The only real justification is that we do this to ourselves as well. We are one of the latter species for whom captivity is a mixed blessing. The only real difference is that our zoo cages are the scripts of civilized life.

Like zoo animals, we live safer and longer lives than we would in the wild, but like them, it leaves us restless, with no outlet for wild, barbarian instincts.

Whichever you look at them, zoos throw up difficult questions about both our relationship with nature and our own self-imposed “civilized” condition.

I hope those questions provide an interesting context for thinking about generativity, captivity and itch-scratching.

Why “Refactor Camp”

Finally, why “Refactor Camp”?

Well, refactored perceptions is the quixotic tagline of this blog, and I’ve come to realize that the main way you get to interesting and unusual perspectives on the world is to simply scratch an itch and go wherever that takes you. And one day, you find that you have ended up somewhere with a strange view of familiar things.

Scratching itches is how you do refactored perception.

So, see you on March 3rd, with an itch. Let’s see where we end up. Here are the links again.

The event page, with evolving details of agenda, speakers etc. Refactor Camp 2012.

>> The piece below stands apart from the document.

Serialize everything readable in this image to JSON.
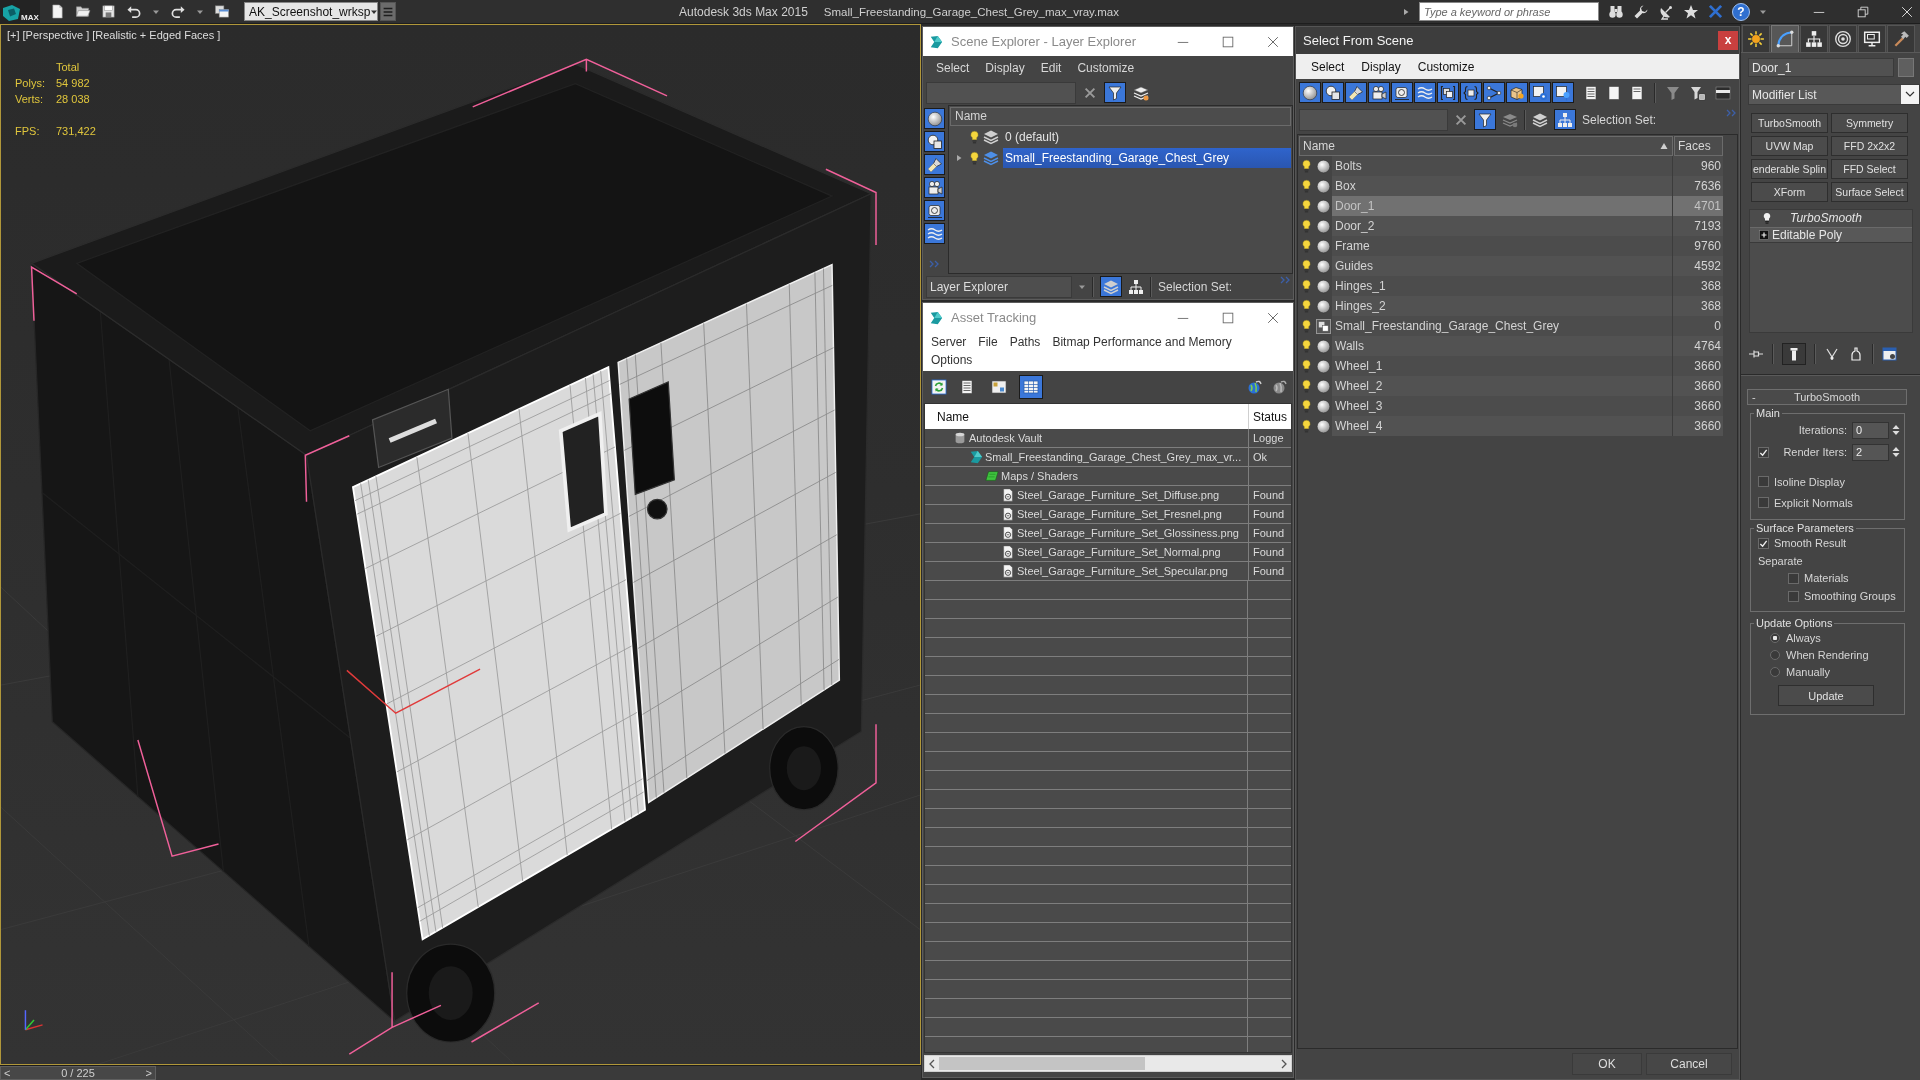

Venkat is the founder and editor-in-chief of ribbonfarm. Follow him on Twitter

1. Michael OConnor says:

Hi Venkat, if you like shipping containers you should see what we do with them in Christchurch, New Zealand. We had a force 7.1 earthquake in September 2010 and a 6.3 right under the city in February 2011 that destroyed the CBD and much of the eastern suburbs. Shipping containers are now lined up to protect roads near the base of cliffs, as pedestrian tunnels on sidewalks near broken shops, and we have a small shopping mall in the old CBD made from stacked containers. They are everywhere being used for endless strange purposes. Plenty of good scratching I’d say.

• Venkat says:

Just saw this comment. That’s weirdly cool, though an earthquake seems like an expensive way to get there.

• In my home town they are used to solve the growing problems with student housing. There are rows of stacks of three, each container housing a student. With metal staircases and painted in weird colors.

2. Kay says:

Well, refactored perceptions is the quixotic tagline of this blog, and I’ve come to realize that the main way you get to interesting and unusual perspectives on the world is to simply scratch an itch and go wherever that takes you.

Ironically, “refactoring” as it is used today is perceived as a conservative change, which changes structure but leaves behavior invariant. But it’s arguably a better word than “redesign”, which puts too much weight actually on the maker, instead of the process. Brian Foote has something interesting and critical to say about the culture of refactoring in the software engineering context. He also plays a bit with the différance between Refactoring and refactoring as it was formerly done with Agile and agile.